Our approach to customer service is at a crossroads. Do we invest in true contact centers because we want to provide a better customer experience, or do we simply ramp up a new care team to quell social media fires? If you’ve already created a small squad of Ninja-Guru-Yoda-Crackerjack-Rockstar-Masters who have been trained on how to listen and respond in social media, then give yourself a pat on the back. In the words of one of their idols, you’ve taken the first step into a much larger world. However, it’s now time to think about social care as part of a greater whole.

Here, the operative phrase is “Socialize the Enterprise”, coined by Social@Ogilvy’s, John Bell. It’s a powerful idea with major implications on aspects of business that might currently be untouched by social, specifically call-center operations and traditional care teams. While we’re certainly not advocating letting all your traditional frontline agents loose on Twitter without proper training, we are in favor of helping clients embrace social principles internally, wisely. For example, we think measuring the sentiment of your internal audience, namely call-center agents, about what’s working and what’s not in their daily interactions with customers is crucial to becoming more social, quickly and effectively.

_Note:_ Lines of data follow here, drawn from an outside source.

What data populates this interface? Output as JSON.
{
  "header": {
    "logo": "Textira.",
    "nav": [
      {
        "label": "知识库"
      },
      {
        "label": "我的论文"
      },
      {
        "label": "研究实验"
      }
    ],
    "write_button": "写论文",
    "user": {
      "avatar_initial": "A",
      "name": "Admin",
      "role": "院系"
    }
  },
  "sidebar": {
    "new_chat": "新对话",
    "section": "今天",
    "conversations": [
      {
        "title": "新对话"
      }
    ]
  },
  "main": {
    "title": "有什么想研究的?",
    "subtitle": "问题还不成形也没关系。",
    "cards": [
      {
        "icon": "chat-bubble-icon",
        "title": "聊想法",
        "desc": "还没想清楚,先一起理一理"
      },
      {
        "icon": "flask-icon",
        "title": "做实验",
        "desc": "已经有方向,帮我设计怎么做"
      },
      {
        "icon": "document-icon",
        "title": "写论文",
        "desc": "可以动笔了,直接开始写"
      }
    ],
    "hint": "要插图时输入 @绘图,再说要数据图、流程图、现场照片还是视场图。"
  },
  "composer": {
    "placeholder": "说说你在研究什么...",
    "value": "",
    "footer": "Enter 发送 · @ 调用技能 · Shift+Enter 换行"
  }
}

Here are some key principles that the Social@Ogilvy team think cutting-edge brands have brought to life:

  1. Social is a skill. Social is not a Facebook wall, a clever campaign, or even just a channel. It is a skill that should become fused into your brand’s DNA. Social activities should inform how you develop and market products and then service and retain your customers.
  2. Social is a reflection of how we do business. At some point, many brands decided that the level of customer support they provided via email was actually less responsive than by phone, e.g., “We will try to respond to your email within 24 hours (using canned responses!).” Now, imagine if these same brands had attempted more immediate, personalized email treatments. Wouldn’t they have been better prepared to thrive in the age of the 140-character real-time world of Twitter?
  3. Social demands not just IQ but EQ. Anyone who has ever run a call center knows that it requires quantitative analysis of call volumes, and an in-depth understanding of business processes and other hard sciences. However, it also involves a bit of cognitive psychology, and a ton of emotional intelligence. It’s the latter set of skills that enable a social care team to make the judgment calls needed to carry on natural conversations, while maintaining the brand image.

Why do these three principles matter so much? If adopted, they will allow you to evolve the enterprise, using insight you derive from engaging your prospects and customers. The three steps to making that happen are as follows:

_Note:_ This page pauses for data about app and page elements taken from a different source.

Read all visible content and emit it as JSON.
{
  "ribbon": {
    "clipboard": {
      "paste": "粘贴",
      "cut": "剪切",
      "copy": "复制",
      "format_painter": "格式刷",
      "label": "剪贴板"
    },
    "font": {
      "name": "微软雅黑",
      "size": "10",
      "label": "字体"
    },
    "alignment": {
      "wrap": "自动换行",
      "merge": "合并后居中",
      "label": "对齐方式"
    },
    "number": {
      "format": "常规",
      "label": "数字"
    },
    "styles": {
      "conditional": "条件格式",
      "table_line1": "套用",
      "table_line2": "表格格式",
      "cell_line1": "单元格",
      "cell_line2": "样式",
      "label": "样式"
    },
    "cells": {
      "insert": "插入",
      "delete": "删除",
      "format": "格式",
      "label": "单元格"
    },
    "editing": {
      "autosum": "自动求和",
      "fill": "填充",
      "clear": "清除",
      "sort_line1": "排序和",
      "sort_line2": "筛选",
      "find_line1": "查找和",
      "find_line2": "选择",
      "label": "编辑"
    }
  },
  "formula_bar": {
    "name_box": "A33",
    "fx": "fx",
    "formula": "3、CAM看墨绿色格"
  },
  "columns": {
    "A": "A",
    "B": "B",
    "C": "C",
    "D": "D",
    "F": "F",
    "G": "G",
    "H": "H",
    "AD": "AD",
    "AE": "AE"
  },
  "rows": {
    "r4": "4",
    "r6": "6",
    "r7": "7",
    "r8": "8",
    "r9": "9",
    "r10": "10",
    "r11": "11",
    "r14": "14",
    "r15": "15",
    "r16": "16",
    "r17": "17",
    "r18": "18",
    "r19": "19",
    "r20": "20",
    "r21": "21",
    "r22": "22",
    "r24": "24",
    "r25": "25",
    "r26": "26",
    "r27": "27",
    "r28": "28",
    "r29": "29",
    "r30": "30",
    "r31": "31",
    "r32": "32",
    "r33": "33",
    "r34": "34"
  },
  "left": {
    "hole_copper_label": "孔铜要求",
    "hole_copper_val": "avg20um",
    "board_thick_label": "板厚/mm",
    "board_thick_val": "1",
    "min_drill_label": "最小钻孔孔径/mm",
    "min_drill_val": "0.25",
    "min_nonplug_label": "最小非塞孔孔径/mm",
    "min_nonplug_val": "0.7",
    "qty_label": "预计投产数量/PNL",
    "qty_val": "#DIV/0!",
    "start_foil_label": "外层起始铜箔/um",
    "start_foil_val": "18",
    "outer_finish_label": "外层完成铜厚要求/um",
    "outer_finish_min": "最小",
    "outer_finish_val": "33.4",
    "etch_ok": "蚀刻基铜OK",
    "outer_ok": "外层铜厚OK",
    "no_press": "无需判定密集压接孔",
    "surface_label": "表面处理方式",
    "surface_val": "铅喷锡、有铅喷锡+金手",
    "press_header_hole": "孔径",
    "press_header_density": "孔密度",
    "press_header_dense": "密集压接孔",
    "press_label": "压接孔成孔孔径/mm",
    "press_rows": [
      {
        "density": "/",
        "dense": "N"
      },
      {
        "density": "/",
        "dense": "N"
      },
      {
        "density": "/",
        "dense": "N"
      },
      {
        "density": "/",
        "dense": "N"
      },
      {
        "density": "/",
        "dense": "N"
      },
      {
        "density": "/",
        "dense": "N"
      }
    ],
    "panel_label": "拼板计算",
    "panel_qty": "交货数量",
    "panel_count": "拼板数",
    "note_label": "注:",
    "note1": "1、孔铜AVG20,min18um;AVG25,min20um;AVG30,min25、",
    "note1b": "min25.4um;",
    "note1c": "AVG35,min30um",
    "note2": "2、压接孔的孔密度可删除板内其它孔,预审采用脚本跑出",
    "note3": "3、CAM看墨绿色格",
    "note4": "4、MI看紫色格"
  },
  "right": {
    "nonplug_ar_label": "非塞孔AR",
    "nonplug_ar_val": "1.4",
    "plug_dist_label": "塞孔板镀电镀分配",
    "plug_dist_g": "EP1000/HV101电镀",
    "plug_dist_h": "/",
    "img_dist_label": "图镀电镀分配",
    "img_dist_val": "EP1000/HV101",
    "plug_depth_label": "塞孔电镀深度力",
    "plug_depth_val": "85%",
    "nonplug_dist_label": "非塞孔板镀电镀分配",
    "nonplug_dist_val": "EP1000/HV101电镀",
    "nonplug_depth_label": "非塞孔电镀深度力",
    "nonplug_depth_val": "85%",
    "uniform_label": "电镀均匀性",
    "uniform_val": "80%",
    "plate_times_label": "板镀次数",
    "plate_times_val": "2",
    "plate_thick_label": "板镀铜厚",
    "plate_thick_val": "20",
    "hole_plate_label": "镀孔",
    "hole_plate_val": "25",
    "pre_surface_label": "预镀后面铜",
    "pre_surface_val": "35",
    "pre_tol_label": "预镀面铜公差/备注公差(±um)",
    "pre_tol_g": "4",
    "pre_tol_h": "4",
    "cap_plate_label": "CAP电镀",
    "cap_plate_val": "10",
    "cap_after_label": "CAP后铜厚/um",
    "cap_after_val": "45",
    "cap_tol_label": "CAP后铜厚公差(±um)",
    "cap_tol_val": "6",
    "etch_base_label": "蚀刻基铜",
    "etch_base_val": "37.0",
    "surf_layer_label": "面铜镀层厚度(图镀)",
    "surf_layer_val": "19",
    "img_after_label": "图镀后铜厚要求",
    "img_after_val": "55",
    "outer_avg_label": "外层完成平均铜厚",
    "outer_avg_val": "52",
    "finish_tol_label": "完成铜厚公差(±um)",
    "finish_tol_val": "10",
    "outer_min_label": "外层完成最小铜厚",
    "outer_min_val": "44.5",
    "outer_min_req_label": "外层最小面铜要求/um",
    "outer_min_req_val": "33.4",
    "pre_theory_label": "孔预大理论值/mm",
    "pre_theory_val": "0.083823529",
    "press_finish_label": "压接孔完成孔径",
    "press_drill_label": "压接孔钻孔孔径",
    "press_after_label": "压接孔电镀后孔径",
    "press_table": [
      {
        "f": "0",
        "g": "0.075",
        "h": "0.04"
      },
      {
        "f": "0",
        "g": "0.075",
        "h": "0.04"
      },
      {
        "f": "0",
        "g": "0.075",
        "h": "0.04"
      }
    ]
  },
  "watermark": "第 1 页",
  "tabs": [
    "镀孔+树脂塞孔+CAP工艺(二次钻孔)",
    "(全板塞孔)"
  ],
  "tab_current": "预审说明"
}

  • Listen and respond to your social care team, just as they listen and respond in social media.
  • Marry social-derived insight to similar data obtained via traditional servicing channels, to form a more comprehensive understanding of the dialogue surrounding your brand.
  • Embrace social principles internally, so you can act upon insight — improving the customer experience, and creating brand advocates in employees and customers alike.

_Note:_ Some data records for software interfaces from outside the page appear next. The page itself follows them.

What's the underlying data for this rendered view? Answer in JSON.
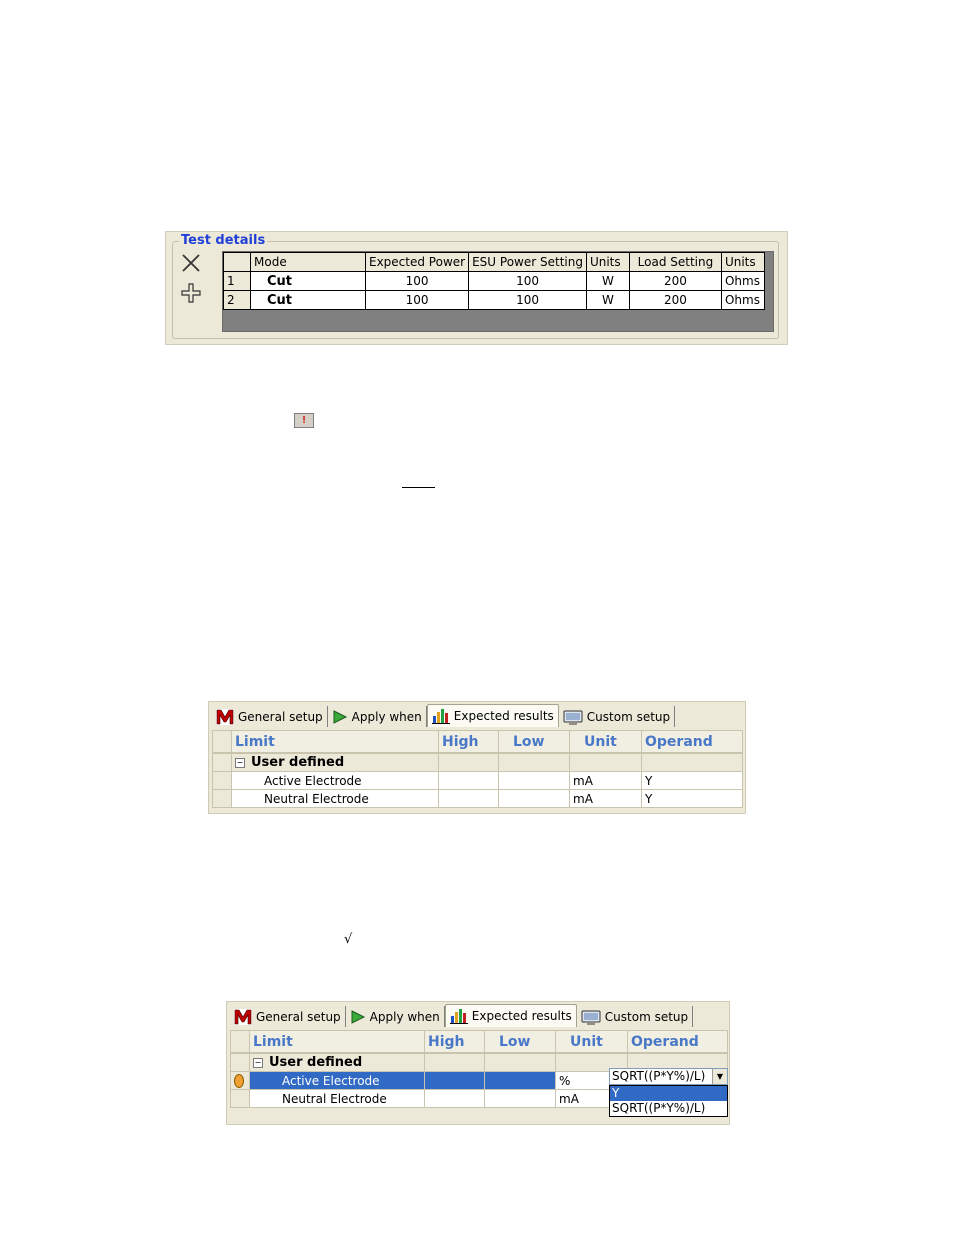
{
  "test_details": {
    "title": "Test details",
    "columns": [
      "",
      "Mode",
      "Expected Power",
      "ESU Power Setting",
      "Units",
      "Load Setting",
      "Units"
    ],
    "rows": [
      {
        "num": "1",
        "mode": "Cut",
        "expected_power": "100",
        "esu_power": "100",
        "units": "W",
        "load": "200",
        "load_units": "Ohms"
      },
      {
        "num": "2",
        "mode": "Cut",
        "expected_power": "100",
        "esu_power": "100",
        "units": "W",
        "load": "200",
        "load_units": "Ohms"
      }
    ],
    "icons": [
      "delete-icon",
      "add-icon"
    ]
  },
  "warning_icon_label": "!",
  "sqrt_symbol": "√",
  "tabs": [
    {
      "label": "General setup",
      "icon": "m-logo-icon"
    },
    {
      "label": "Apply when",
      "icon": "play-icon"
    },
    {
      "label": "Expected results",
      "icon": "bar-chart-icon"
    },
    {
      "label": "Custom setup",
      "icon": "monitor-icon"
    }
  ],
  "limits_panel_1": {
    "columns": [
      "Limit",
      "High",
      "Low",
      "Unit",
      "Operand"
    ],
    "group": "User defined",
    "rows": [
      {
        "limit": "Active Electrode",
        "high": "",
        "low": "",
        "unit": "mA",
        "operand": "Y"
      },
      {
        "limit": "Neutral Electrode",
        "high": "",
        "low": "",
        "unit": "mA",
        "operand": "Y"
      }
    ]
  },
  "limits_panel_2": {
    "columns": [
      "Limit",
      "High",
      "Low",
      "Unit",
      "Operand"
    ],
    "group": "User defined",
    "rows": [
      {
        "limit": "Active Electrode",
        "high": "",
        "low": "",
        "unit": "%",
        "operand": "SQRT((P*Y%)/L)"
      },
      {
        "limit": "Neutral Electrode",
        "high": "",
        "low": "",
        "unit": "mA",
        "operand": ""
      }
    ],
    "dropdown_options": [
      "Y",
      "SQRT((P*Y%)/L)"
    ],
    "selected_option": "Y"
  },
  "colors": {
    "selection": "#316ac5",
    "header_text": "#4a78c8",
    "title_text": "#1f3fd8"
  }
}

We’re looking forward to meeting all the summit participants, and will report back here with their collective insight. Stay tuned.